Even with familiar game modes and familiar weapons, every part of Titanfall just works, clicking together in ways impressive enough to rise far above any dull, cynical dismissal of the game as ‘Call of Duty with robots’.
I say all this in spite of being someone who dies a lot. This seems worth stating. I like to measure games by the skill and finesse they allow within their systems, but also by how fun they are if you’re incapable of either. There was a moment yesterday in which I grabbed an opposing team’s flag and, in the same instant, pointed to a distant spot and summoned my Titan to land there from orbit. I double-jumped through a window and again on to a rooftop, before wall-running along a provided metal sheet to pick up enough speed that my next jump took me over to a higher, adjacent building. As I leapt off the other side, my Titan thumped down, caught me in mid-air and tucked me inside its tummy. From there, I crossed the map, strode into combat with a waiting posse of enemy robots, used the rocketing eject button to blast myself into the sky, and steered my descent back to earth towards my own team’s flag and my first capture point.
In another moment yesterday, I moved to leap from a window, caught the sill instead and wall-ran 180-degrees around to face the room I was trying to leave. I then reflexively double-jumped and landed on top of the ceiling’s light fixtures.
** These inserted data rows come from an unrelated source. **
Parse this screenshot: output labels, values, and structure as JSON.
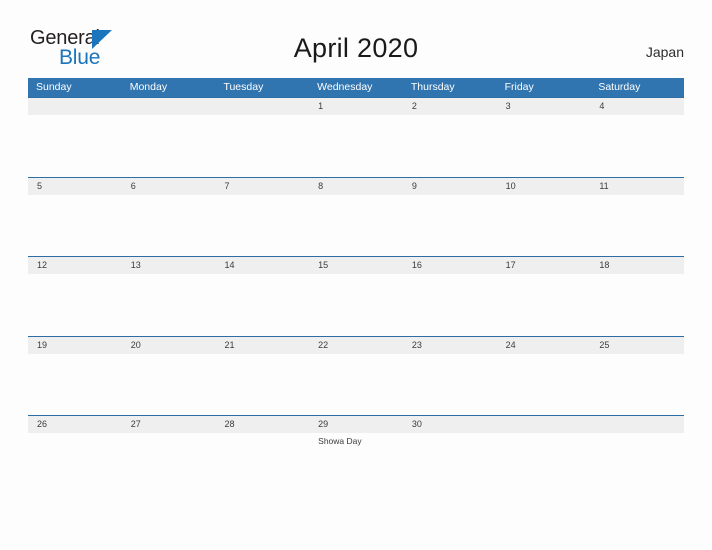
{
  "brand": {
    "name_part1": "General",
    "name_part2": "Blue",
    "triangle_icon": "triangle-icon",
    "colors": {
      "dark": "#231f20",
      "blue": "#1a75bc"
    }
  },
  "header": {
    "title": "April 2020",
    "country": "Japan"
  },
  "calendar": {
    "colors": {
      "header_bar": "#3175b0",
      "row_divider": "#2e6da4",
      "date_band": "#efefef",
      "page_background": "#fdfdfd"
    },
    "weekdays": [
      "Sunday",
      "Monday",
      "Tuesday",
      "Wednesday",
      "Thursday",
      "Friday",
      "Saturday"
    ],
    "weeks": [
      [
        {
          "day": "",
          "events": []
        },
        {
          "day": "",
          "events": []
        },
        {
          "day": "",
          "events": []
        },
        {
          "day": "1",
          "events": []
        },
        {
          "day": "2",
          "events": []
        },
        {
          "day": "3",
          "events": []
        },
        {
          "day": "4",
          "events": []
        }
      ],
      [
        {
          "day": "5",
          "events": []
        },
        {
          "day": "6",
          "events": []
        },
        {
          "day": "7",
          "events": []
        },
        {
          "day": "8",
          "events": []
        },
        {
          "day": "9",
          "events": []
        },
        {
          "day": "10",
          "events": []
        },
        {
          "day": "11",
          "events": []
        }
      ],
      [
        {
          "day": "12",
          "events": []
        },
        {
          "day": "13",
          "events": []
        },
        {
          "day": "14",
          "events": []
        },
        {
          "day": "15",
          "events": []
        },
        {
          "day": "16",
          "events": []
        },
        {
          "day": "17",
          "events": []
        },
        {
          "day": "18",
          "events": []
        }
      ],
      [
        {
          "day": "19",
          "events": []
        },
        {
          "day": "20",
          "events": []
        },
        {
          "day": "21",
          "events": []
        },
        {
          "day": "22",
          "events": []
        },
        {
          "day": "23",
          "events": []
        },
        {
          "day": "24",
          "events": []
        },
        {
          "day": "25",
          "events": []
        }
      ],
      [
        {
          "day": "26",
          "events": []
        },
        {
          "day": "27",
          "events": []
        },
        {
          "day": "28",
          "events": []
        },
        {
          "day": "29",
          "events": [
            "Showa Day"
          ]
        },
        {
          "day": "30",
          "events": []
        },
        {
          "day": "",
          "events": []
        },
        {
          "day": "",
          "events": []
        }
      ]
    ]
  }
}
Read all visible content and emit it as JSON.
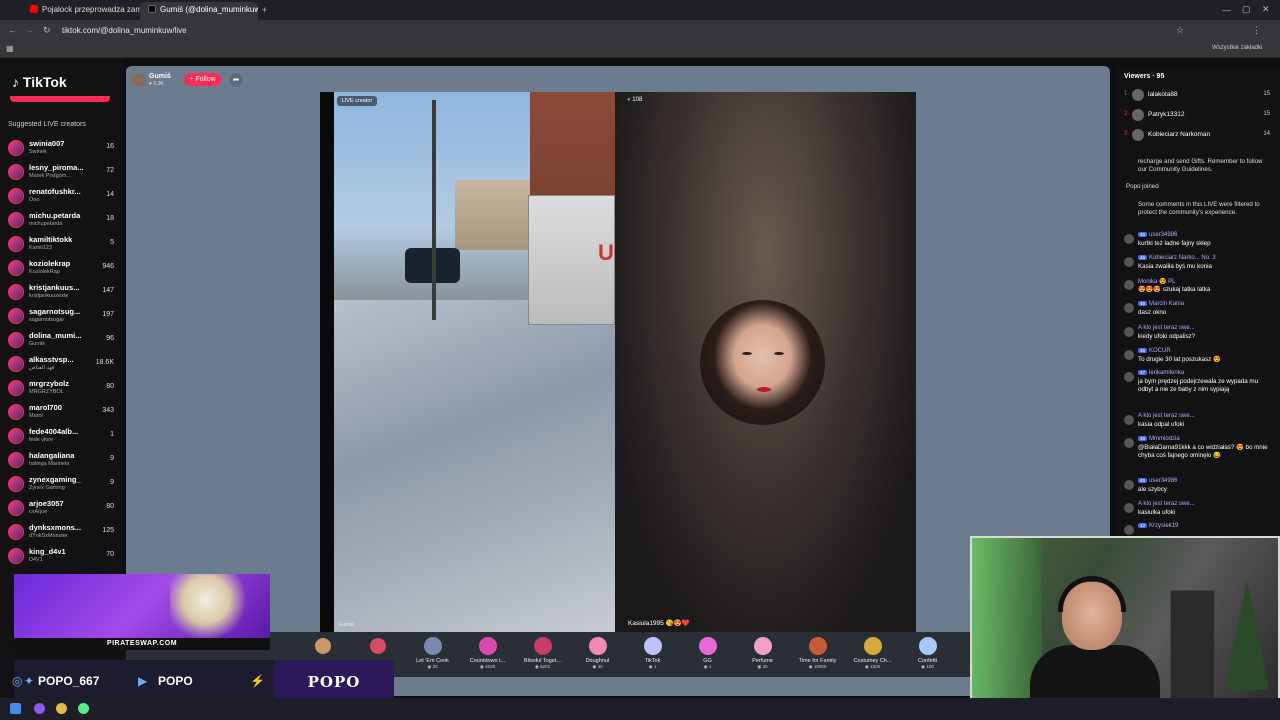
{
  "browser": {
    "tabs": [
      {
        "title": "Pojalock przeprowadza zamach...",
        "color": "#ff0000"
      },
      {
        "title": "Gumiś (@dolina_muminkuw)...",
        "color": "#000000"
      }
    ],
    "url": "tiktok.com/@dolina_muminkuw/live",
    "bookmarks_label": "Wszystkie zakładki"
  },
  "brand": {
    "logo": "TikTok",
    "accent": "#fe2c55"
  },
  "sidebar": {
    "title": "Suggested LIVE creators",
    "creators": [
      {
        "name": "swinia007",
        "sub": "Swinek",
        "count": "16"
      },
      {
        "name": "lesny_piroma...",
        "sub": "Marek Podgóm...",
        "count": "72"
      },
      {
        "name": "renatofushkr...",
        "sub": "Ooo",
        "count": "14"
      },
      {
        "name": "michu.petarda",
        "sub": "michupetarda",
        "count": "18"
      },
      {
        "name": "kamiltiktokk",
        "sub": "Kamil123",
        "count": "5"
      },
      {
        "name": "koziolekrap",
        "sub": "KoziolekRap",
        "count": "946"
      },
      {
        "name": "kristjankuus...",
        "sub": "kristjankuuseste",
        "count": "147"
      },
      {
        "name": "sagarnotsug...",
        "sub": "sagarnotsugar",
        "count": "197"
      },
      {
        "name": "dolina_mumi...",
        "sub": "Gumiś",
        "count": "96"
      },
      {
        "name": "alkasstvsp...",
        "sub": "فهد القناص",
        "count": "18.6K"
      },
      {
        "name": "mrgrzybolz",
        "sub": "MRGRZYBOL",
        "count": "80"
      },
      {
        "name": "marol700",
        "sub": "Marol",
        "count": "343"
      },
      {
        "name": "fede4004alb...",
        "sub": "fede vlore",
        "count": "1"
      },
      {
        "name": "halangaliana",
        "sub": "halinga Marinela",
        "count": "9"
      },
      {
        "name": "zynexgaming_",
        "sub": "Zynex Gaming",
        "count": "9"
      },
      {
        "name": "arjoe3057",
        "sub": "ᴄᴀArjoe",
        "count": "80"
      },
      {
        "name": "dynksxmons...",
        "sub": "dYnkSxMonster",
        "count": "125"
      },
      {
        "name": "king_d4v1",
        "sub": "D4V1",
        "count": "70"
      }
    ]
  },
  "stream": {
    "host_name": "Gumiś",
    "host_likes": "6.2K",
    "follow_label": "+ Follow",
    "live_badge": "LIVE creator",
    "left_tag": "Gumiś",
    "viewer_count": "108",
    "guest_name": "Kasiula1995 😘😍❤️"
  },
  "gifts": [
    {
      "name": "Let 'Em Cook",
      "price": "20",
      "color": "#7a8ab0"
    },
    {
      "name": "Countdown t...",
      "price": "2026",
      "color": "#d84ab0"
    },
    {
      "name": "Blissful Toget...",
      "price": "6202",
      "color": "#c83a6a"
    },
    {
      "name": "Doughnut",
      "price": "30",
      "color": "#f28ab0"
    },
    {
      "name": "TikTok",
      "price": "1",
      "color": "#c0c0ff"
    },
    {
      "name": "GG",
      "price": "1",
      "color": "#e86ad8"
    },
    {
      "name": "Perfume",
      "price": "20",
      "color": "#f2a0c8"
    },
    {
      "name": "Time for Family",
      "price": "15000",
      "color": "#c85a3a"
    },
    {
      "name": "Costumey Ch...",
      "price": "1500",
      "color": "#d8a83a"
    },
    {
      "name": "Confetti",
      "price": "100",
      "color": "#a8c8f8"
    }
  ],
  "viewers": {
    "title": "Viewers · 95",
    "top": [
      {
        "rank": "1",
        "name": "lalakota88",
        "count": "15"
      },
      {
        "rank": "2",
        "name": "Patryk13312",
        "count": "15"
      },
      {
        "rank": "3",
        "name": "Kobieciarz Narkoman",
        "count": "14"
      }
    ]
  },
  "chat": {
    "system_top": "recharge and send Gifts. Remember to follow our Community Guidelines.",
    "joined": "Popo  joined",
    "filter_notice": "Some comments in this LIVE were filtered to protect the community's experience.",
    "messages": [
      {
        "lvl": "45",
        "user": "user34986",
        "text": "kurtki też ładne fajny sklep"
      },
      {
        "lvl": "46",
        "user": "Kobieciarz Narko... No. 3",
        "text": "Kasia zwaliła byś mu konia"
      },
      {
        "lvl": "",
        "user": "Monika 😍 PL",
        "text": "😍😍😍 szukaj tatka latka"
      },
      {
        "lvl": "45",
        "user": "Marcin Kania",
        "text": "dasz okno"
      },
      {
        "lvl": "",
        "user": "A kto jest teraz swe...",
        "text": "kiedy ufoki odpalisz?"
      },
      {
        "lvl": "46",
        "user": "KOCUR",
        "text": "To drugie 30 lat poszukasz 😍"
      },
      {
        "lvl": "47",
        "user": "lenkamilenka",
        "text": "ja bym prędzej podejrzewała ze wypada mu odbyt a nie ze baby z nim sypiają"
      },
      {
        "lvl": "",
        "user": "A kto jest teraz swe...",
        "text": "kasia odpal ufoki"
      },
      {
        "lvl": "46",
        "user": "Mmmiodzia",
        "text": "@BiałaDama91kkk a co widziałaś? 😍 bo mnie chyba coś fajnego ominęło 😂"
      },
      {
        "lvl": "45",
        "user": "user34986",
        "text": "ale szybcy"
      },
      {
        "lvl": "",
        "user": "A kto jest teraz swe...",
        "text": "kasiulka ufoki"
      },
      {
        "lvl": "12",
        "user": "Krzysiek19",
        "text": ""
      }
    ]
  },
  "overlay": {
    "sponsor": "PIRATESWAP.COM",
    "social_handle": "POPO_667",
    "youtube_handle": "POPO",
    "brand_name": "POPO"
  }
}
I’ve raved in over half of all my RPS posts about the importance of movement being fun in first-person shooters, and of how much I love skiing in Tribes. Truthfully though, I’m not very good at skiing either, and there’s always a point where I bounce off a rock and all my momentum dribbles away. At that point I’m just jogging along, hoping the next slope comes soon.
That’s not an issue in Titanfall. At this stage, I feel like I’m repeating those early scenes in a superhero movie in which Spider-Man or Iron Man first learns to use their powers. My rocket boosters are punting me erratically around the room, or I’m falling inertly from a rooftop, but there’s never any point where I’m not having fun.
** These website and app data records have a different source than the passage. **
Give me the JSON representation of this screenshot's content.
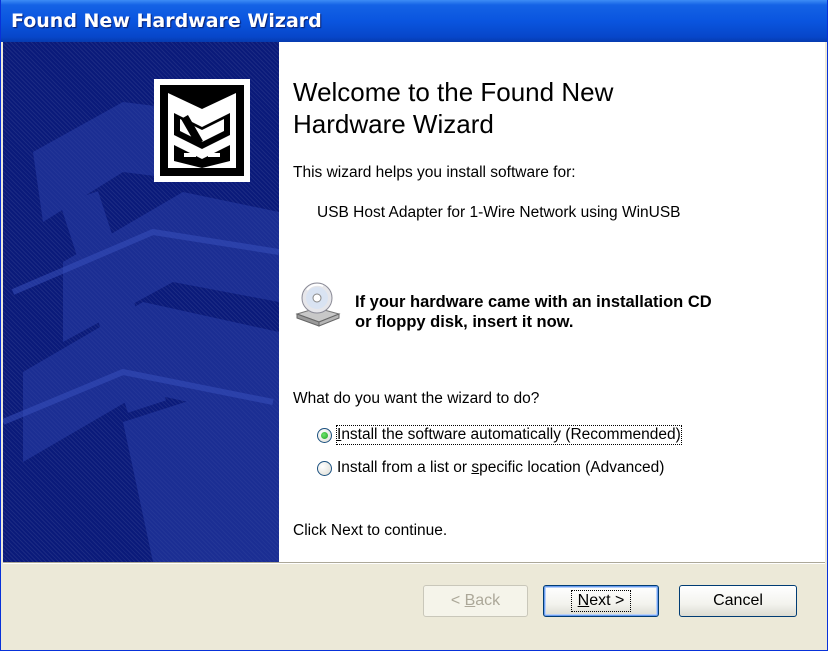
{
  "window": {
    "title": "Found New Hardware Wizard"
  },
  "main": {
    "heading_line1": "Welcome to the Found New",
    "heading_line2": "Hardware Wizard",
    "intro": "This wizard helps you install software for:",
    "device": "USB Host Adapter for 1-Wire Network using WinUSB",
    "cd_line1": "If your hardware came with an installation CD",
    "cd_line2": "or floppy disk, insert it now.",
    "question": "What do you want the wizard to do?",
    "options": [
      {
        "before": "",
        "key": "I",
        "after": "nstall the software automatically (Recommended)",
        "selected": true
      },
      {
        "before": "Install from a list or ",
        "key": "s",
        "after": "pecific location (Advanced)",
        "selected": false
      }
    ],
    "continue_text": "Click Next to continue."
  },
  "buttons": {
    "back": {
      "prefix": "< ",
      "key": "B",
      "rest": "ack",
      "enabled": false
    },
    "next": {
      "key": "N",
      "rest": "ext >",
      "default": true
    },
    "cancel": {
      "label": "Cancel"
    }
  },
  "icons": {
    "hardware": "hardware-box-icon",
    "cd": "cd-drive-icon"
  },
  "colors": {
    "titlebar": "#0a55df",
    "sidebar": "#0a1a7a",
    "radio_selected": "#21a121",
    "dialog_face": "#ece9d8"
  }
}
I sort of wish I could just stop writing there. As a game, as a piece of design, as a set of systems which coalesce and entwine in clever, remarkable, original ways, Titanfall is fun to play and fun to write about. I’m going to keep playing it. I hope lots of other people play it.
Except, the reason I don’t know the names of any of the maps is that you can’t ever select which map you want to play. You pick “Classic”, then what game mode, and the matchmaking places you and whoever else is in your lobby together in a match you can’t customise.
There are no dedicated servers of any kind. There is no support for establishing or maintaining clans. There will never be any mods. Titanfall is currently £45 from Origin (£33 from Amazon in a box), with a £20 season pass available for unannounced future DLC. That DLC will probably consist of sets of map packs and, if Call of Duty and Battlefield are anything to go by, each one will split the multiplayer community between the haves and have nots.
You should always judge a game by what it is and not by what it’s not, but there’s a gulf between the way in which I want to interact with mulitplayer first-person shooters and the manner in which Titanfall has been provided. It won’t stop me playing, but it might stop me playing for as long. That’s a shame.